▸ EXERCISE PROMPT
The answer must consist of the entries, copied exactly and in full.

· · · · ·

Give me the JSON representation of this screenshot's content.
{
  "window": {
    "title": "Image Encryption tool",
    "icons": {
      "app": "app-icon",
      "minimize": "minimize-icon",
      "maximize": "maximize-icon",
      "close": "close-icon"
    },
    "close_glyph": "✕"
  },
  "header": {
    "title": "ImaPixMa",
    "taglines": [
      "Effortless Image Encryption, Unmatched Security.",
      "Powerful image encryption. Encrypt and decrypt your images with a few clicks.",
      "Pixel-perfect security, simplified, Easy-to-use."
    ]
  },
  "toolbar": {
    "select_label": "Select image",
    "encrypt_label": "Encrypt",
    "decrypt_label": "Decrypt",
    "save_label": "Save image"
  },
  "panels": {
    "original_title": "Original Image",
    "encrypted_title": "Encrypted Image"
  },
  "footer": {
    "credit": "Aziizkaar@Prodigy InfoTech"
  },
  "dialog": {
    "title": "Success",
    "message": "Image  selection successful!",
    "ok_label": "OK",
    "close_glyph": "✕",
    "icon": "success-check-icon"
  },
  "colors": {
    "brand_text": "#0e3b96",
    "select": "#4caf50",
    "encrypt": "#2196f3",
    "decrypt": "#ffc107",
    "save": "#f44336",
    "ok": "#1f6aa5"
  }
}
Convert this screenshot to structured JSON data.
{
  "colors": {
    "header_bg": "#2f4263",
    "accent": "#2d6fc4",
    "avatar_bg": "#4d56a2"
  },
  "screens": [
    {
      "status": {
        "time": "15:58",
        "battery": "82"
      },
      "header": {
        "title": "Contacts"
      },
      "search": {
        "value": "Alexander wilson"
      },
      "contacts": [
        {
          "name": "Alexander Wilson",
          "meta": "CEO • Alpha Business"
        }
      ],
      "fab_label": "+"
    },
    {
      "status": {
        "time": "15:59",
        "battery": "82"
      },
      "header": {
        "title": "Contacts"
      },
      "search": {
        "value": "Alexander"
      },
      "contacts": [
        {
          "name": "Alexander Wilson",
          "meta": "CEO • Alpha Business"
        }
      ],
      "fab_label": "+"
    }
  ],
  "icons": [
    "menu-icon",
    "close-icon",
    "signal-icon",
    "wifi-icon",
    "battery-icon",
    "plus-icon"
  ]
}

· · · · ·

▸ RESULT BELOW
Give me the JSON representation of this screenshot's content.
{
  "window": {
    "title": "Image Encryption tool",
    "icons": {
      "app": "app-icon",
      "minimize": "minimize-icon",
      "maximize": "maximize-icon",
      "close": "close-icon"
    },
    "close_glyph": "✕"
  },
  "header": {
    "title": "ImaPixMa",
    "taglines": [
      "Effortless Image Encryption, Unmatched Security.",
      "Powerful image encryption. Encrypt and decrypt your images with a few clicks.",
      "Pixel-perfect security, simplified, Easy-to-use."
    ]
  },
  "toolbar": {
    "select_label": "Select image",
    "encrypt_label": "Encrypt",
    "decrypt_label": "Decrypt",
    "save_label": "Save image"
  },
  "panels": {
    "original_title": "Original Image",
    "encrypted_title": "Encrypted Image"
  },
  "footer": {
    "credit": "Aziizkaar@Prodigy InfoTech"
  },
  "dialog": {
    "title": "Success",
    "message": "Image  selection successful!",
    "ok_label": "OK",
    "close_glyph": "✕",
    "icon": "success-check-icon"
  },
  "colors": {
    "brand_text": "#0e3b96",
    "select": "#4caf50",
    "encrypt": "#2196f3",
    "decrypt": "#ffc107",
    "save": "#f44336",
    "ok": "#1f6aa5"
  }
}
Convert this screenshot to structured JSON data.
{
  "colors": {
    "header_bg": "#2f4263",
    "accent": "#2d6fc4",
    "avatar_bg": "#4d56a2"
  },
  "screens": [
    {
      "status": {
        "time": "15:58",
        "battery": "82"
      },
      "header": {
        "title": "Contacts"
      },
      "search": {
        "value": "Alexander wilson"
      },
      "contacts": [
        {
          "name": "Alexander Wilson",
          "meta": "CEO • Alpha Business"
        }
      ],
      "fab_label": "+"
    },
    {
      "status": {
        "time": "15:59",
        "battery": "82"
      },
      "header": {
        "title": "Contacts"
      },
      "search": {
        "value": "Alexander"
      },
      "contacts": [
        {
          "name": "Alexander Wilson",
          "meta": "CEO • Alpha Business"
        }
      ],
      "fab_label": "+"
    }
  ],
  "icons": [
    "menu-icon",
    "close-icon",
    "signal-icon",
    "wifi-icon",
    "battery-icon",
    "plus-icon"
  ]
}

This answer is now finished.